Most modern software platforms make it easy for customers to add fields, allowing you to collect every piece of data that might be informative or helpful. It’s tempting to add an attribute here or an extra field there. Stop. For every field you want to add – for that matter, every field that already exists – think about it critically.
It’s expensive to collect data. Your employees need to touch every field or at least supply the data or source to populate them. When forms require so much data entry, people tend to find ways to avoid the perceived burden. Non-required fields are ignored, free-text fields are filled with the least amount of content allowed, and even pick-lists can be cheated (it’s so easy to pick the first option or leave a default value).
You can avoid all of this by keeping one question at the forefront of all data design decisions: What story do I need to tell?
Align Metrics to Business Goals
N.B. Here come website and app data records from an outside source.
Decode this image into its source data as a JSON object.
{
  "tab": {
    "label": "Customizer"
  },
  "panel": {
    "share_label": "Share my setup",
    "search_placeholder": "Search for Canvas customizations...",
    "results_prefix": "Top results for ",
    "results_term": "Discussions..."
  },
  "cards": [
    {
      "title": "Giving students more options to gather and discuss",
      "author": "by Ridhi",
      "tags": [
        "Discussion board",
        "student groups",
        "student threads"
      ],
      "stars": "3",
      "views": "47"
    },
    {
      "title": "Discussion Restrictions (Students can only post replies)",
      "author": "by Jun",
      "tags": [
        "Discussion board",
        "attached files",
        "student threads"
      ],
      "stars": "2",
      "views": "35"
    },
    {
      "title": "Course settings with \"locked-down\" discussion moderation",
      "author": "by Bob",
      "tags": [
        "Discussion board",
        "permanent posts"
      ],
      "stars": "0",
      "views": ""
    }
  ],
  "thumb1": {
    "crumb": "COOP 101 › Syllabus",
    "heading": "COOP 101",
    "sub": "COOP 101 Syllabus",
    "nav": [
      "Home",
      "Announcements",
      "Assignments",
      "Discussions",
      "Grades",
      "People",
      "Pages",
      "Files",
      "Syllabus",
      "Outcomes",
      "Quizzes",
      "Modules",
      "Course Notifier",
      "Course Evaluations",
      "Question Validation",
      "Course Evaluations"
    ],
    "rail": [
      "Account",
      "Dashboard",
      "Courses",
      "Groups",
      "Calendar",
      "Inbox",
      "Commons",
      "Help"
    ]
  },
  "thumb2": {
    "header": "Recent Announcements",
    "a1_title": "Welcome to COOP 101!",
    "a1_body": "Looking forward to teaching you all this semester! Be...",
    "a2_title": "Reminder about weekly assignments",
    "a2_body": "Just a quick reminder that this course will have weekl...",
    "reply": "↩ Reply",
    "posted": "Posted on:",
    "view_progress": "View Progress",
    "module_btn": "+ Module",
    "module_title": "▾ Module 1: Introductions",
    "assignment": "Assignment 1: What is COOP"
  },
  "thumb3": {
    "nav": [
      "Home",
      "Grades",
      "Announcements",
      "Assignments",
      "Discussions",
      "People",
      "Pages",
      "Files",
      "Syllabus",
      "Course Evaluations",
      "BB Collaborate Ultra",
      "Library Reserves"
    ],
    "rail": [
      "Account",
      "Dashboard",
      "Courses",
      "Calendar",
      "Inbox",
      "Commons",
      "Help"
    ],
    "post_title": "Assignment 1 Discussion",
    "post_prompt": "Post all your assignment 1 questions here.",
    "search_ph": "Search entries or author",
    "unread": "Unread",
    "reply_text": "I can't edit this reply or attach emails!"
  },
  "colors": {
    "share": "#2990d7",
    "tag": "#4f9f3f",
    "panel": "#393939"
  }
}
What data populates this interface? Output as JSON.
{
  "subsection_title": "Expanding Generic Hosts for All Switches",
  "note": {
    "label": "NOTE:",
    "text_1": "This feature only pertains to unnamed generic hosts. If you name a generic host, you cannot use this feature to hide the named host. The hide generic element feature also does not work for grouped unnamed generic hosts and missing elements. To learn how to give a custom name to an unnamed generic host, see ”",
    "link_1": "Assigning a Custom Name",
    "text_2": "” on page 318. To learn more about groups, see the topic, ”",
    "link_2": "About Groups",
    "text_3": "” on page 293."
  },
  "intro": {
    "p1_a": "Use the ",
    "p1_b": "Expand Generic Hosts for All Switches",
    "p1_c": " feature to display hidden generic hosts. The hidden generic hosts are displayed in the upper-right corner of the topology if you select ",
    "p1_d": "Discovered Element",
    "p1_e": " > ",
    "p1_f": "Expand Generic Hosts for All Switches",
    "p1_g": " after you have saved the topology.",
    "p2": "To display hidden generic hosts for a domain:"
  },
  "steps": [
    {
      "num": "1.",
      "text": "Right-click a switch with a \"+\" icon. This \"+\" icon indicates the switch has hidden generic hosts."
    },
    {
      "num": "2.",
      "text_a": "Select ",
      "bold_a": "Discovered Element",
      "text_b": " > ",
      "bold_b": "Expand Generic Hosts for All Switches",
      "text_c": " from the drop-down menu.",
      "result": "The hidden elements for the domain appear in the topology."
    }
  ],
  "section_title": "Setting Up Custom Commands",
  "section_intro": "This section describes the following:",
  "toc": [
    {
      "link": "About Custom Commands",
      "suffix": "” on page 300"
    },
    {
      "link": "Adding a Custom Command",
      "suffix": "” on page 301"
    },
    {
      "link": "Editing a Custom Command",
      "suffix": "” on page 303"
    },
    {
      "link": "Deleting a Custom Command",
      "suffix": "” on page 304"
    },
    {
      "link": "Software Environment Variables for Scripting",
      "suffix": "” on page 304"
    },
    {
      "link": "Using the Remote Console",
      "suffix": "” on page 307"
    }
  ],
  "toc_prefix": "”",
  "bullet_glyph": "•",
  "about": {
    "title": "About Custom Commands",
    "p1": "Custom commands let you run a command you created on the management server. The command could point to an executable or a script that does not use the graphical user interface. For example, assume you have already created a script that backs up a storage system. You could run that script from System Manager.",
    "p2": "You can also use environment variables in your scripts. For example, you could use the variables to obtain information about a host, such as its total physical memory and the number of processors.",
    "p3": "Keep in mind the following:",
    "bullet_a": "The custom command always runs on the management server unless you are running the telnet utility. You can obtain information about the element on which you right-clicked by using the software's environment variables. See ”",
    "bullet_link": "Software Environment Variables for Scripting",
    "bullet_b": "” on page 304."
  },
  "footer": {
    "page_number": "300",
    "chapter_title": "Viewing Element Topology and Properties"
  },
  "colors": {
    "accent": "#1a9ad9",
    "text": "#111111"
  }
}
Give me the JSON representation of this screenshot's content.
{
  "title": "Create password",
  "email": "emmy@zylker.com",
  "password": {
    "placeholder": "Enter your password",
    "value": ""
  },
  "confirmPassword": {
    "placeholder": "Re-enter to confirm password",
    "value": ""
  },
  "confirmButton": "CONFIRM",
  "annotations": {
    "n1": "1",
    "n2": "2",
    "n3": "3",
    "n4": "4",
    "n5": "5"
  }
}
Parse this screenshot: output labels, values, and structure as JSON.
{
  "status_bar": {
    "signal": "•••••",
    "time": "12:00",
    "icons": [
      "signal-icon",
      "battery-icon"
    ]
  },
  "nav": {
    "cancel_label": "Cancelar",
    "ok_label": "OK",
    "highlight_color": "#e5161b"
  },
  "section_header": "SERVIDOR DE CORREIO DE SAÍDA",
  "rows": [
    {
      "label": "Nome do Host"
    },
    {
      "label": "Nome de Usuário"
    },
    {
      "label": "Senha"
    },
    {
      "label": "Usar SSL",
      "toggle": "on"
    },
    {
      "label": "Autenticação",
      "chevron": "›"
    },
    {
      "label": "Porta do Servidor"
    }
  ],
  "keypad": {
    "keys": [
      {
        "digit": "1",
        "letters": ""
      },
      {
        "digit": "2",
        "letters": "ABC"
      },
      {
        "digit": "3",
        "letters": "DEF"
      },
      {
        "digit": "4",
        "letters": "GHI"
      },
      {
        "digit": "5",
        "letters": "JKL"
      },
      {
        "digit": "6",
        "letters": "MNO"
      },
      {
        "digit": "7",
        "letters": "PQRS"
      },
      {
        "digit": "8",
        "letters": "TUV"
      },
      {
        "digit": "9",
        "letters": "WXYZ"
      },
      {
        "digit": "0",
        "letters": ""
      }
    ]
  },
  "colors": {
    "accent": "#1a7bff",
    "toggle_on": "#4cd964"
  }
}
People aren’t trying to be lazy. On the contrary, most employees are so busy that they try to finish one task quickly to make it to the next. When planning your system, you must decide what’s important and structure the system accordingly.
How do you know what’s important? If you follow ITIL guidance, you want everything you do to align to your business or customer goals. Therefore, the metrics you collect and the reports you create need to help you assess – and communicate – how well your services are performing relative to your customers’ perception of value.
If a piece of data does not help you tell the value story, if it’s a nice-to-have or if you can reach the same information through other data, then keep the form clean and save your employees that extra time.
Have a Mitigation Plan for Each Metric
Do not collect a metric if you don’t know how you would react to or use the data. If you take the time to collect data and interpret what it’s saying, you need to have a plan to respond. Metrics show us where we need to improve or adjust course, so it’s important to understand what you hope to understand through data and how that will influence your operations.
In addition to building in a continual improvement practice, when it’s time to train your staff on the new ERP system, you will be able to explain the importance of collecting each data element, thereby helping your teams align their work to the bigger mission.
And They All Lived Happily Ever After
ERPs and similar enterprise platforms afford organizations a tremendous opportunity to execute operations and reflect on performance to iteratively improve. Deliberately planning these platforms to help you tell a business value story will ensure work is efficient and mission-aligned, leading to higher quality service and happier customers and team members.